Texas A&M enrolled its largest number of Hispanic freshmen in 1995, with 895 Hispanics representing 15 percent of the total student body. The following year, though, Texas courts ruled that race could no longer be used as a factor in public college admissions. The number of Hispanic freshmen plummeted.
Texas A&M and other state higher education institutions have struggled over the past decade to find innovative ways to educate more minority students. In Texas A&M’s case, those efforts have paid off. In fall 2004, the Hispanic network strove to exceed the 895-freshmen mark of 1995. They fell short with 869 Hispanic students representing 12.3 percent of incoming freshmen.
But their efforts weren’t deterred. They set an even more ambitious goal of 1,000 Hispanic freshmen for the fall 2005 semester. When admissions records were finalized, they found that 1,002 Hispanics had enrolled as new freshmen, making up 14.3 percent of the Class of ’09. It was the first time in history that Texas A&M enrolled more than 1,000 Hispanic freshmen.
“We think that at least part of that increase is because of our efforts,” Gonzáles
Díaz, too, is passionate about Texas A&M and is eager to spread the word. Though her involvement on the Hispanic Presidents’ Council, she helps to further the mission of the Prospective Student Centers in Houston — two of seven such centers across the state. Texas A&M established these centers to help high school students and their parents easily obtain admissions and financial aid information.

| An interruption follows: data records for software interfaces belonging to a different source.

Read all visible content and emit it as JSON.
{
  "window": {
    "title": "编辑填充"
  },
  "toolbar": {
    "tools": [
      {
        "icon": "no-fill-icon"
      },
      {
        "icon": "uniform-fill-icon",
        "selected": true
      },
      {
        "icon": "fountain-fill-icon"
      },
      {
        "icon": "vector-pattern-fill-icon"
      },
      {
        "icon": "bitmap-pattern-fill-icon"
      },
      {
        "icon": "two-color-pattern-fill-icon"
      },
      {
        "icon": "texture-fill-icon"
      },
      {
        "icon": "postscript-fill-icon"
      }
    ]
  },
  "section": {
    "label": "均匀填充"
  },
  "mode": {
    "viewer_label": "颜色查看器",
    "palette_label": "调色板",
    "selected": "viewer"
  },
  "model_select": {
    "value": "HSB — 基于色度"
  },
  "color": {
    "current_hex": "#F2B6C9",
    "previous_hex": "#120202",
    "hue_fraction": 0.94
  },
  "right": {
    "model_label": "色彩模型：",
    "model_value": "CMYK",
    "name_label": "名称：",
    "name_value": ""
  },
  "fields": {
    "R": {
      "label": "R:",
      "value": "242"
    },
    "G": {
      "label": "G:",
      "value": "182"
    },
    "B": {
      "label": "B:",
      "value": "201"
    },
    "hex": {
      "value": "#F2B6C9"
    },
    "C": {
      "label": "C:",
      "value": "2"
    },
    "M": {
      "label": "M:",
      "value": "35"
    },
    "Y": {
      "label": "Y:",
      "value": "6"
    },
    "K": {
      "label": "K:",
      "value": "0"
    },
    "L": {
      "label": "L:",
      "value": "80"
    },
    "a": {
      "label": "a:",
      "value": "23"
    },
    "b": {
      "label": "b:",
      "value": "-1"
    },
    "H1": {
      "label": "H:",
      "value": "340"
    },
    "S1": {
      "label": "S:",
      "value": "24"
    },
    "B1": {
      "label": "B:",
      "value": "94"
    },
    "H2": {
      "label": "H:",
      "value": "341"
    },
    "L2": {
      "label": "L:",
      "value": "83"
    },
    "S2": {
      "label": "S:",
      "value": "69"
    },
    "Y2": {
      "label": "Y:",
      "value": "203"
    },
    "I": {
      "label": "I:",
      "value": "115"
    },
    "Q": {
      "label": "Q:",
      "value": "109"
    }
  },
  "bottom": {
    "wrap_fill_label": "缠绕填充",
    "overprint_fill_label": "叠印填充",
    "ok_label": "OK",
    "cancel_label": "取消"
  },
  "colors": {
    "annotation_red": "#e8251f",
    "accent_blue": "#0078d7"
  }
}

Díaz is also active in the Aggie VIP program, which brings high school
students to Texas A&M for a taste of campus life.
The student center and VIP recruiting initiatives are among countless university efforts geared toward convincing minority students to attend Texas A&M. One of Díaz ’ main goals in working with these students, she said, is to change the perception many of them have of Texas A&M — that it is not diversified and is unwelcoming to minorities.

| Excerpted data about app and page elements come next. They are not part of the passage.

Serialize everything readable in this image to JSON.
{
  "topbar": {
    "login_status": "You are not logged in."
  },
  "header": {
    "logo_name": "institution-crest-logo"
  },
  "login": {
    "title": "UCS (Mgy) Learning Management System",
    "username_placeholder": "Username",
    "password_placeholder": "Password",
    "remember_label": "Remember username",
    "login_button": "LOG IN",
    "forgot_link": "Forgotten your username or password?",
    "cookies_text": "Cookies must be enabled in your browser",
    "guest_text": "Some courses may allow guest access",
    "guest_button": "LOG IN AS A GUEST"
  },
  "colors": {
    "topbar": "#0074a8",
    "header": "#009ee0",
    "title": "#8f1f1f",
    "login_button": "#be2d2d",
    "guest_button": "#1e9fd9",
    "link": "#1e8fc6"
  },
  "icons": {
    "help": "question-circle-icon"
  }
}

Díaz hopes to reflect the same kind of friendliness and encouragement to a potential Hispanic Aggie that she found in the form of the Hispanic engineering society president. Texas A&M is such a large university that it can easily be intimidating to a new student — particularly a minority, Díaz said. First-generation Hispanic students need to see a face that looks like theirs, and their parents need to be comforted by someone who can speak their native language.

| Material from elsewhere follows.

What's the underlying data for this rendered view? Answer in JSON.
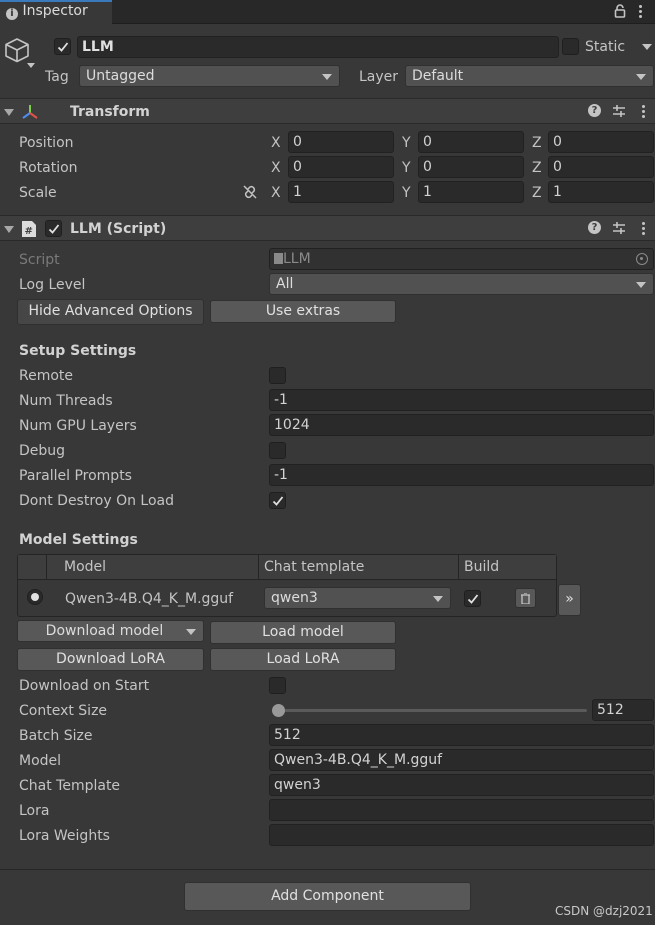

Florés agreed that different kinds of students have different kinds of needs. This is particularly important to keep in mind, she said, when working with Hispanic students who are the first in their families to attend college. It is vital that the university be prepared to "show them the ropes."
"There is more involved than just bringing Hispanic students to A&M," Flores said. "That is a great first step. Now we have to provide the necessary resources and a supportive environment to ensure that we can retain these students so they can graduate."
As to whether or not the Hispanic student body at Texas A&M will ever reflect state demographics, Díaz can't say.
"But if it ever does, then we can say that diversity has been achieved," she said. "Hopefully one day, we can get to that point."